[Data records for software interfaces]
============
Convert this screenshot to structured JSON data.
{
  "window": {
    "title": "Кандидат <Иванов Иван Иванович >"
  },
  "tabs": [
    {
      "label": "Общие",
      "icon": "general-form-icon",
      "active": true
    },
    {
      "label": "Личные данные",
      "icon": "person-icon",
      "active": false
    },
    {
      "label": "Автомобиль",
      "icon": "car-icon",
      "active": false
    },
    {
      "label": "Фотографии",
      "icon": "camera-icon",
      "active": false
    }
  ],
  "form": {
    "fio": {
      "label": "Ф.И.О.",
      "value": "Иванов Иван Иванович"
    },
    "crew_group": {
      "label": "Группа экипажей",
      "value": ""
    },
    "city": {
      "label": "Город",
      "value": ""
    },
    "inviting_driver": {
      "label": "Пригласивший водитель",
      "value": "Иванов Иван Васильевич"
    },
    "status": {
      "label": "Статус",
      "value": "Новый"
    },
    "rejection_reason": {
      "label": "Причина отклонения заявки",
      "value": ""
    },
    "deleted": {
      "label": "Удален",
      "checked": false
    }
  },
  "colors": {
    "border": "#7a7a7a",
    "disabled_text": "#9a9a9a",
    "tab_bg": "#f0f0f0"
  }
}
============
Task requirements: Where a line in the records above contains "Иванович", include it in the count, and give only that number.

Answer to this problem: 2